How the Information Age Can Make Streets and Transit More Efficient
In Pittsburgh, elderly para-transit riders get automated phone calls with the precise arrival time of their vehicle. Bus priority lanes and preferential traffic signals in the Twin Cities are improving on-time service. Here in Washington, DC, stored value on SmartTrip cards pays for Metro parking, train and bus, and it can sync with pre-tax employee transit benefits. In San Francisco, dynamic pricing varies parking rates based on supply and demand, reducing traffic and helping people find available parking spaces.
All of these transportation improvements are happening already – they’re examples of Intelligent Transportation Systems (ITS) that are being heralded in a new report as a way to set the bar higher for transportation efficiency. Transportation for America, ITS America and other groups have teamed up to urge Congress to include technological enhancements in its transportation policies. They’re hoping these changes can help us get more out of our streets without building sprawl-inducing highways.
ITS is a catch-all phrase for the ways digital technology can be applied to all modes of transportation. There are familiar forms of ITS on highways. E-ZPass has been around for about 15 years already. Electronic highway signs warning of delays or detours are becoming commonplace. Now, Google traffic maps supplement radio reports to help drivers pick more efficient routes. Add to the mix Zipcar and other car-sharing services, or vanpools with real-time tracking, and ITS becomes not just a method to move cars more efficiently, but to make streets more efficient by taking cars off the road.
“The technologies already exist,” says Lilly Shoup, the report author at T4A. “Now it’s a matter of being more strategic in integrating them throughout the transportation network.”
Integration with infrastructure and vehicles is key – and it’s why this is the moment to shine the light on these technologies. Smart phone-based ride-sharing or bus-tracking, for example, wouldn’t have had much impact five years ago. But the proliferation of smart phones has made these real options. Building a transportation network based on technology is more possible when that technology is abundant in all the places you’re trying to link together.
And it can have a real environmental impact.
Japan credits technology with helping improve traffic flows and reducing emissions by 11 million tons, according to T4A. And a recent GAO report found that the benefits of deploying a real-time traffic information system across the country would outweigh the cost by a factor of 25 to 1.
Compare that to what the report calls “the more conventional solution of adding new highway capacity, which has a benefit-to-cost ratio estimated at 2.7 to 1.”

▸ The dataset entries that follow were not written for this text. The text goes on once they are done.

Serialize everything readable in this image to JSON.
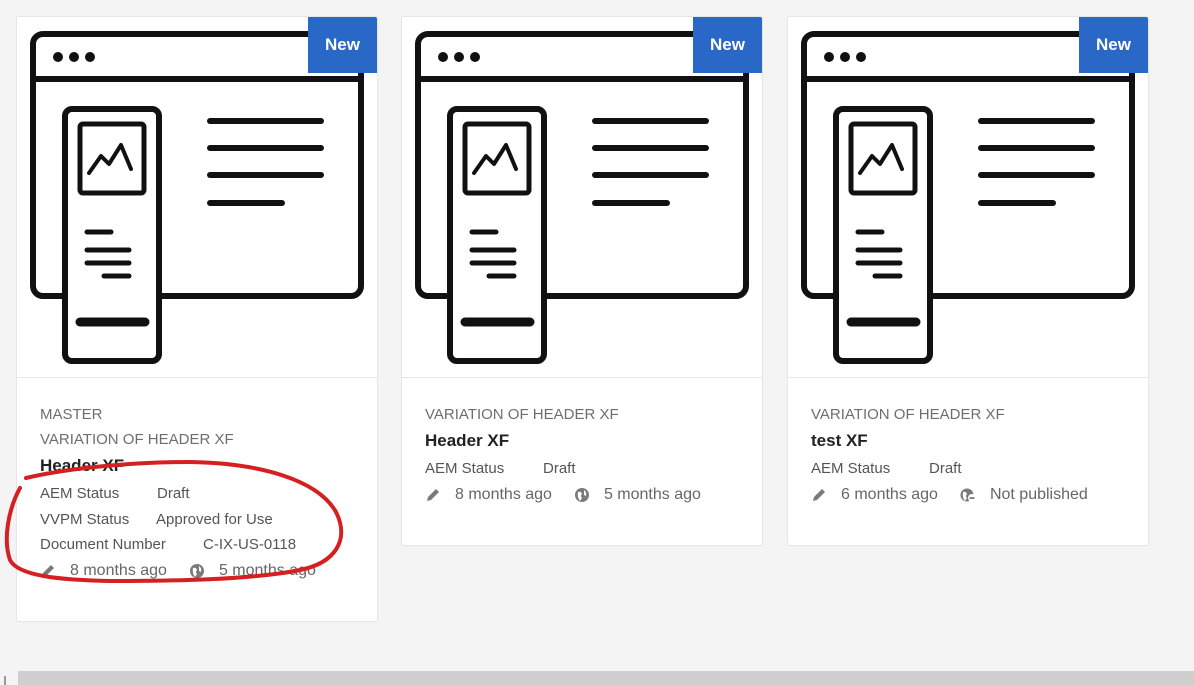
{
  "cards": [
    {
      "badge": "New",
      "eyebrow_lines": [
        "MASTER",
        "VARIATION OF HEADER XF"
      ],
      "title": "Header XF",
      "meta": [
        {
          "key": "AEM Status",
          "value": "Draft"
        },
        {
          "key": "VVPM Status",
          "value": "Approved for Use"
        },
        {
          "key": "Document Number",
          "value": "C-IX-US-0118"
        }
      ],
      "modified": "8 months ago",
      "published": "5 months ago",
      "publish_icon": "globe-icon"
    },
    {
      "badge": "New",
      "eyebrow_lines": [
        "VARIATION OF HEADER XF"
      ],
      "title": "Header XF",
      "meta": [
        {
          "key": "AEM Status",
          "value": "Draft"
        }
      ],
      "modified": "8 months ago",
      "published": "5 months ago",
      "publish_icon": "globe-icon"
    },
    {
      "badge": "New",
      "eyebrow_lines": [
        "VARIATION OF HEADER XF"
      ],
      "title": "test XF",
      "meta": [
        {
          "key": "AEM Status",
          "value": "Draft"
        }
      ],
      "modified": "6 months ago",
      "published": "Not published",
      "publish_icon": "globe-unpublished-icon"
    }
  ],
  "colors": {
    "badge": "#2a68c8",
    "annotation": "#d42020"
  }
}
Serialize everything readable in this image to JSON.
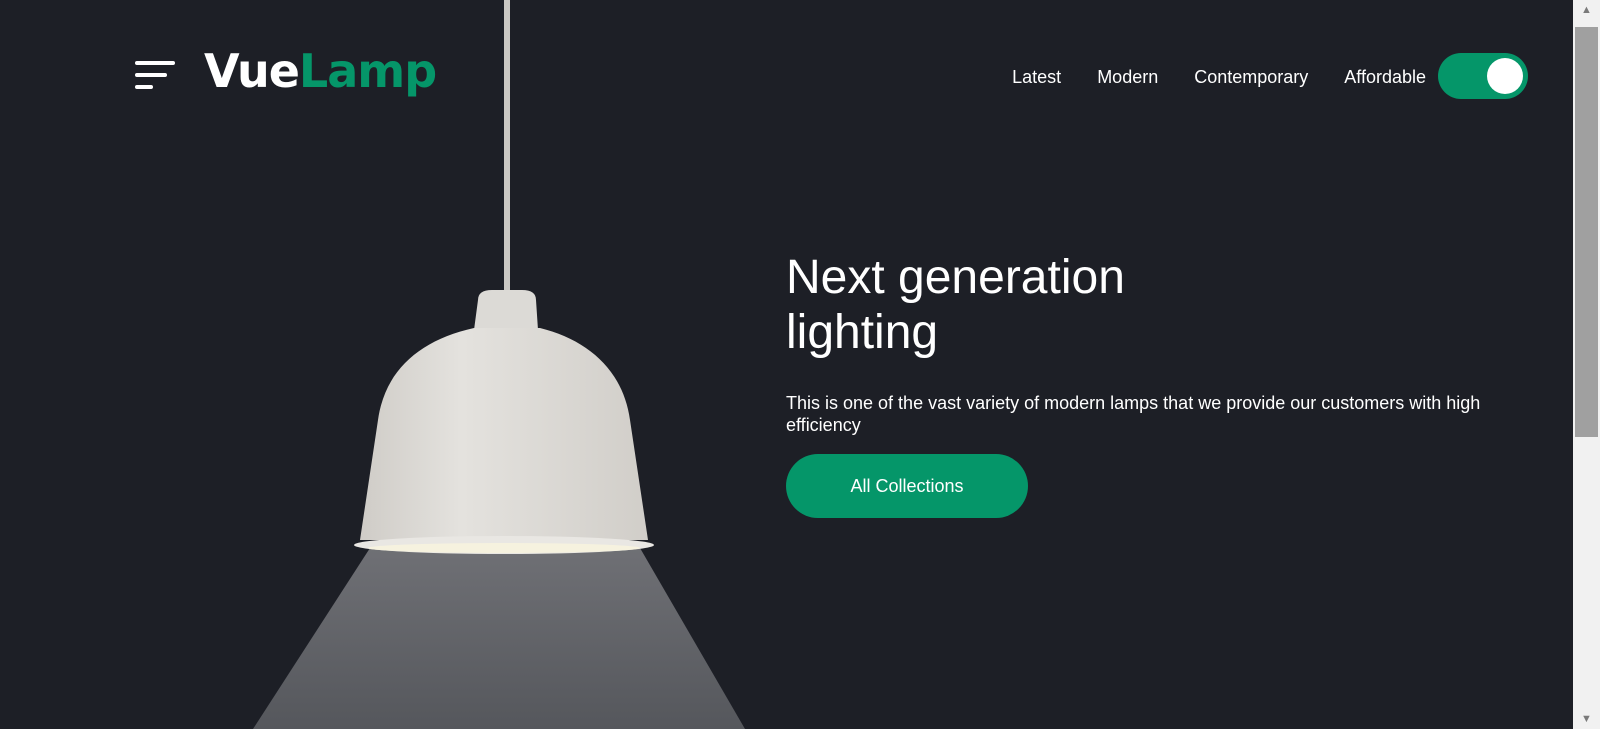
{
  "header": {
    "logo_part1": "Vue",
    "logo_part2": "Lamp",
    "menu_icon": "hamburger-menu-icon",
    "nav": [
      "Latest",
      "Modern",
      "Contemporary",
      "Affordable"
    ],
    "theme_toggle": {
      "on": true
    }
  },
  "hero": {
    "title_line1": "Next generation",
    "title_line2": "lighting",
    "description": "This is one of the vast variety of modern lamps that we provide our customers with high efficiency",
    "cta_label": "All Collections"
  },
  "colors": {
    "background": "#1d1f26",
    "accent": "#059669",
    "text": "#ffffff",
    "lamp_shade": "#d9d7d3"
  }
}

T4A, ITS America and their partners want the federal government to embrace these new technologies. Their recommendations are pretty loose: establishing emissions reductions targets and incentivizing technological innovations at the state and regional levels. With the variety of technological options out there, they aren’t prescribing a one-size-fits-all approach to cities and regions.
Rep. Russ Carnahan (D-MO) quietly introduced a bill on transportation optimization right before the House broke for recess, but details of the legislation are not yet available.